What you need to do
Only the pictures are dropped. Restate each line below word for word.

Records to process
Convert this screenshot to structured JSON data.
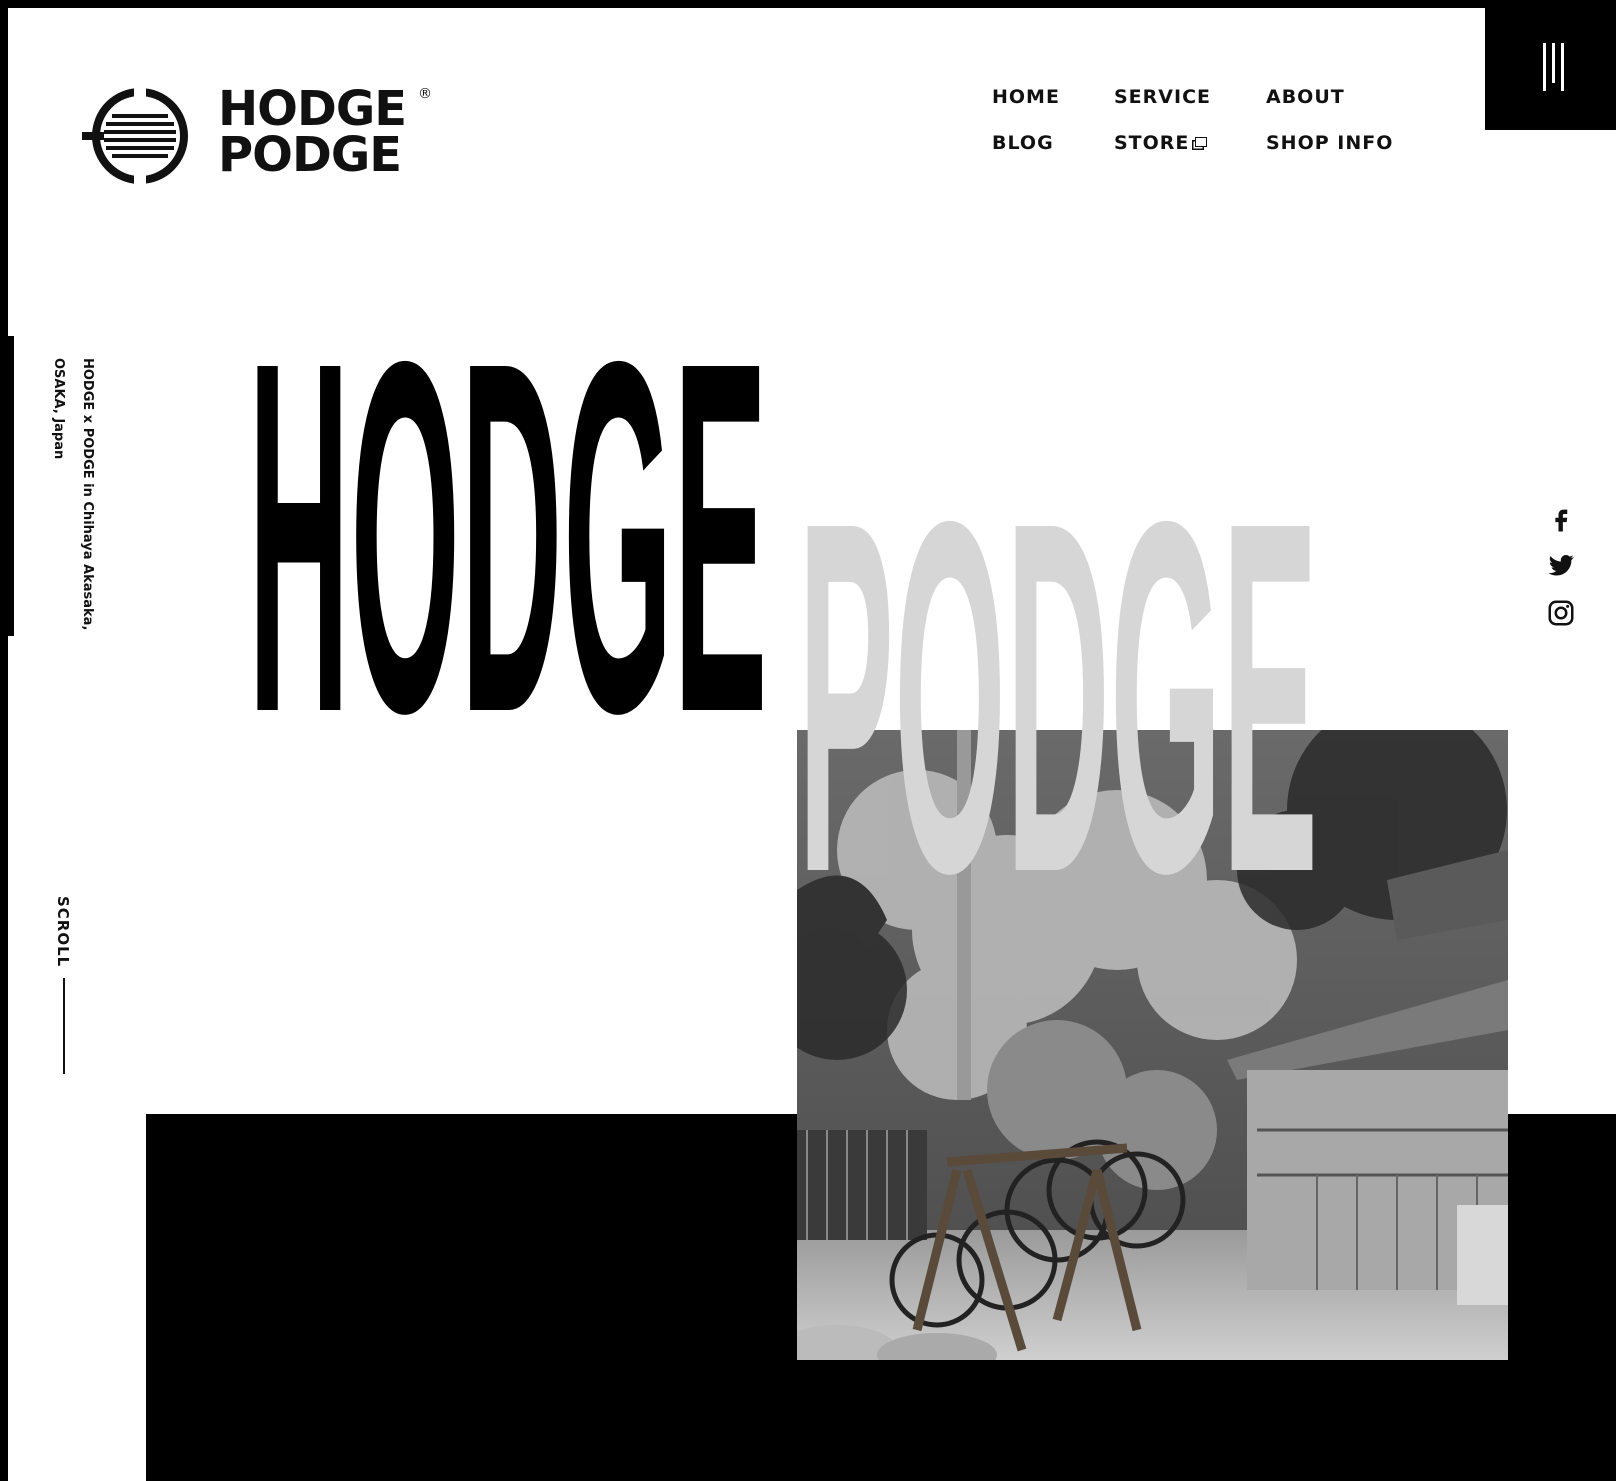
{
  "brand": {
    "logo_line1": "HODGE",
    "logo_line2": "PODGE",
    "logo_mark": "®"
  },
  "nav": {
    "items": [
      {
        "label": "HOME",
        "active": true
      },
      {
        "label": "SERVICE",
        "active": false
      },
      {
        "label": "ABOUT",
        "active": false
      },
      {
        "label": "BLOG",
        "active": false
      },
      {
        "label": "STORE",
        "active": false,
        "external": true
      },
      {
        "label": "SHOP INFO",
        "active": false
      }
    ],
    "accent_color": "#b6e34a"
  },
  "menu_button": {
    "icon": "hamburger-vertical-lines-icon"
  },
  "side": {
    "location_line1": "HODGE x PODGE in Chihaya Akasaka,",
    "location_line2": "OSAKA, Japan",
    "scroll_label": "SCROLL"
  },
  "hero": {
    "word1": "HODGE",
    "word2": "PODGE",
    "word1_color": "#000000",
    "word2_color": "#d6d6d6",
    "photo_alt": "Black and white photo of bicycles on a rack next to a wooden building under trees"
  },
  "social": [
    {
      "name": "facebook-icon"
    },
    {
      "name": "twitter-icon"
    },
    {
      "name": "instagram-icon"
    }
  ]
}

Answer section
Convert this screenshot to structured JSON data.
{
  "brand": {
    "logo_line1": "HODGE",
    "logo_line2": "PODGE",
    "logo_mark": "®"
  },
  "nav": {
    "items": [
      {
        "label": "HOME",
        "active": true
      },
      {
        "label": "SERVICE",
        "active": false
      },
      {
        "label": "ABOUT",
        "active": false
      },
      {
        "label": "BLOG",
        "active": false
      },
      {
        "label": "STORE",
        "active": false,
        "external": true
      },
      {
        "label": "SHOP INFO",
        "active": false
      }
    ],
    "accent_color": "#b6e34a"
  },
  "menu_button": {
    "icon": "hamburger-vertical-lines-icon"
  },
  "side": {
    "location_line1": "HODGE x PODGE in Chihaya Akasaka,",
    "location_line2": "OSAKA, Japan",
    "scroll_label": "SCROLL"
  },
  "hero": {
    "word1": "HODGE",
    "word2": "PODGE",
    "word1_color": "#000000",
    "word2_color": "#d6d6d6",
    "photo_alt": "Black and white photo of bicycles on a rack next to a wooden building under trees"
  },
  "social": [
    {
      "name": "facebook-icon"
    },
    {
      "name": "twitter-icon"
    },
    {
      "name": "instagram-icon"
    }
  ]
}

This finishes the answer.